- Opening Delimiter -

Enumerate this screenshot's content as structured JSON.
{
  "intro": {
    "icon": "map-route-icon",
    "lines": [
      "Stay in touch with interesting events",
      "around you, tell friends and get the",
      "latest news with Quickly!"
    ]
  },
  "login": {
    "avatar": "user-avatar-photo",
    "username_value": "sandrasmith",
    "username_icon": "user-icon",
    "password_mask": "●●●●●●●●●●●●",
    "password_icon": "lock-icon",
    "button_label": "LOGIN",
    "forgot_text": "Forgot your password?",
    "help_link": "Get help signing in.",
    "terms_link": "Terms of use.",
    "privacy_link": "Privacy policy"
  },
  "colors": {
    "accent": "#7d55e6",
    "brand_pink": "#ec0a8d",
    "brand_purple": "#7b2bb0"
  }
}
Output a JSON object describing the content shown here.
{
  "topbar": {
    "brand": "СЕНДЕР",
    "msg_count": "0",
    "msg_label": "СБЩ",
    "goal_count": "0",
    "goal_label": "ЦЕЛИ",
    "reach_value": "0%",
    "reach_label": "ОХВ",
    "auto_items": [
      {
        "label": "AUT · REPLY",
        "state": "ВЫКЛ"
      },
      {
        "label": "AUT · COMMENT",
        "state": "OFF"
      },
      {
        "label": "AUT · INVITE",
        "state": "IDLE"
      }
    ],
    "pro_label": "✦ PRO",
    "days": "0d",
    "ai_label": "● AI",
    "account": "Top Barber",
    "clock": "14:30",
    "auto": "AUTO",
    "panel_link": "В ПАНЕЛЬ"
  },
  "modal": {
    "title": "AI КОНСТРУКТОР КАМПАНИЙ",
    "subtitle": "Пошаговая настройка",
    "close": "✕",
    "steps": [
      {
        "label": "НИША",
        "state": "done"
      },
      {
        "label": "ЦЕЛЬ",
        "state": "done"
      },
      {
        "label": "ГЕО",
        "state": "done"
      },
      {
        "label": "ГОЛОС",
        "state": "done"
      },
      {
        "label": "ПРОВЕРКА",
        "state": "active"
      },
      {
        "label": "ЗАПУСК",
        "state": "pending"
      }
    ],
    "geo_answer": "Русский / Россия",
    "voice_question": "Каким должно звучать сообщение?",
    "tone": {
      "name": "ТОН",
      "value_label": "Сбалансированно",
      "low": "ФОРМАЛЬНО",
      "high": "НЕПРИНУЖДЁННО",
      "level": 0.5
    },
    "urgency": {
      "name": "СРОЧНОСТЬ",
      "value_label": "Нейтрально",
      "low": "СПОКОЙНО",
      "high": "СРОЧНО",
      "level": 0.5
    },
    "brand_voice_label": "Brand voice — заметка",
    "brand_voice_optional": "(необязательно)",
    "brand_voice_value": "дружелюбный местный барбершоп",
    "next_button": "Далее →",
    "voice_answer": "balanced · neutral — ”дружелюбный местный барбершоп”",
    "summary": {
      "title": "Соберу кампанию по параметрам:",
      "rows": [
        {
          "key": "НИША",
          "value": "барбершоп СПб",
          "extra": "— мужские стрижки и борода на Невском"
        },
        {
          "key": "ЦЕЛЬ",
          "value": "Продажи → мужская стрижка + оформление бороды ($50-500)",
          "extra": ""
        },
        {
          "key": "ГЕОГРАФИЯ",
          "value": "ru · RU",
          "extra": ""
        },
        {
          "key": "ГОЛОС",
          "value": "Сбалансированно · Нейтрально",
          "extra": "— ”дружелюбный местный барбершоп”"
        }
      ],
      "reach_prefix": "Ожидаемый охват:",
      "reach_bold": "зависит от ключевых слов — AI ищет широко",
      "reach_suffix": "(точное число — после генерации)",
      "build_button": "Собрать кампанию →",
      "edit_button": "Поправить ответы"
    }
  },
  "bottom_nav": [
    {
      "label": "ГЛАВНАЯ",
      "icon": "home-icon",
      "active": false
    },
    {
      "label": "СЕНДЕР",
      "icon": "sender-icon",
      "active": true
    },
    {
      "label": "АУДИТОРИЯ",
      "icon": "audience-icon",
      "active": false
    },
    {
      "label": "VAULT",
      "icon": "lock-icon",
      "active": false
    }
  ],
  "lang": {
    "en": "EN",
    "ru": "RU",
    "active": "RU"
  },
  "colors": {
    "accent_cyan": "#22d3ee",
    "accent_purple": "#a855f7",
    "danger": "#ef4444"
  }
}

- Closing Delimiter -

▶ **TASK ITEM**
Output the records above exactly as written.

▶ **EXERCISE SOLUTION**
Enumerate this screenshot's content as structured JSON.
{
  "intro": {
    "icon": "map-route-icon",
    "lines": [
      "Stay in touch with interesting events",
      "around you, tell friends and get the",
      "latest news with Quickly!"
    ]
  },
  "login": {
    "avatar": "user-avatar-photo",
    "username_value": "sandrasmith",
    "username_icon": "user-icon",
    "password_mask": "●●●●●●●●●●●●",
    "password_icon": "lock-icon",
    "button_label": "LOGIN",
    "forgot_text": "Forgot your password?",
    "help_link": "Get help signing in.",
    "terms_link": "Terms of use.",
    "privacy_link": "Privacy policy"
  },
  "colors": {
    "accent": "#7d55e6",
    "brand_pink": "#ec0a8d",
    "brand_purple": "#7b2bb0"
  }
}
Output a JSON object describing the content shown here.
{
  "topbar": {
    "brand": "СЕНДЕР",
    "msg_count": "0",
    "msg_label": "СБЩ",
    "goal_count": "0",
    "goal_label": "ЦЕЛИ",
    "reach_value": "0%",
    "reach_label": "ОХВ",
    "auto_items": [
      {
        "label": "AUT · REPLY",
        "state": "ВЫКЛ"
      },
      {
        "label": "AUT · COMMENT",
        "state": "OFF"
      },
      {
        "label": "AUT · INVITE",
        "state": "IDLE"
      }
    ],
    "pro_label": "✦ PRO",
    "days": "0d",
    "ai_label": "● AI",
    "account": "Top Barber",
    "clock": "14:30",
    "auto": "AUTO",
    "panel_link": "В ПАНЕЛЬ"
  },
  "modal": {
    "title": "AI КОНСТРУКТОР КАМПАНИЙ",
    "subtitle": "Пошаговая настройка",
    "close": "✕",
    "steps": [
      {
        "label": "НИША",
        "state": "done"
      },
      {
        "label": "ЦЕЛЬ",
        "state": "done"
      },
      {
        "label": "ГЕО",
        "state": "done"
      },
      {
        "label": "ГОЛОС",
        "state": "done"
      },
      {
        "label": "ПРОВЕРКА",
        "state": "active"
      },
      {
        "label": "ЗАПУСК",
        "state": "pending"
      }
    ],
    "geo_answer": "Русский / Россия",
    "voice_question": "Каким должно звучать сообщение?",
    "tone": {
      "name": "ТОН",
      "value_label": "Сбалансированно",
      "low": "ФОРМАЛЬНО",
      "high": "НЕПРИНУЖДЁННО",
      "level": 0.5
    },
    "urgency": {
      "name": "СРОЧНОСТЬ",
      "value_label": "Нейтрально",
      "low": "СПОКОЙНО",
      "high": "СРОЧНО",
      "level": 0.5
    },
    "brand_voice_label": "Brand voice — заметка",
    "brand_voice_optional": "(необязательно)",
    "brand_voice_value": "дружелюбный местный барбершоп",
    "next_button": "Далее →",
    "voice_answer": "balanced · neutral — ”дружелюбный местный барбершоп”",
    "summary": {
      "title": "Соберу кампанию по параметрам:",
      "rows": [
        {
          "key": "НИША",
          "value": "барбершоп СПб",
          "extra": "— мужские стрижки и борода на Невском"
        },
        {
          "key": "ЦЕЛЬ",
          "value": "Продажи → мужская стрижка + оформление бороды ($50-500)",
          "extra": ""
        },
        {
          "key": "ГЕОГРАФИЯ",
          "value": "ru · RU",
          "extra": ""
        },
        {
          "key": "ГОЛОС",
          "value": "Сбалансированно · Нейтрально",
          "extra": "— ”дружелюбный местный барбершоп”"
        }
      ],
      "reach_prefix": "Ожидаемый охват:",
      "reach_bold": "зависит от ключевых слов — AI ищет широко",
      "reach_suffix": "(точное число — после генерации)",
      "build_button": "Собрать кампанию →",
      "edit_button": "Поправить ответы"
    }
  },
  "bottom_nav": [
    {
      "label": "ГЛАВНАЯ",
      "icon": "home-icon",
      "active": false
    },
    {
      "label": "СЕНДЕР",
      "icon": "sender-icon",
      "active": true
    },
    {
      "label": "АУДИТОРИЯ",
      "icon": "audience-icon",
      "active": false
    },
    {
      "label": "VAULT",
      "icon": "lock-icon",
      "active": false
    }
  ],
  "lang": {
    "en": "EN",
    "ru": "RU",
    "active": "RU"
  },
  "colors": {
    "accent_cyan": "#22d3ee",
    "accent_purple": "#a855f7",
    "danger": "#ef4444"
  }
}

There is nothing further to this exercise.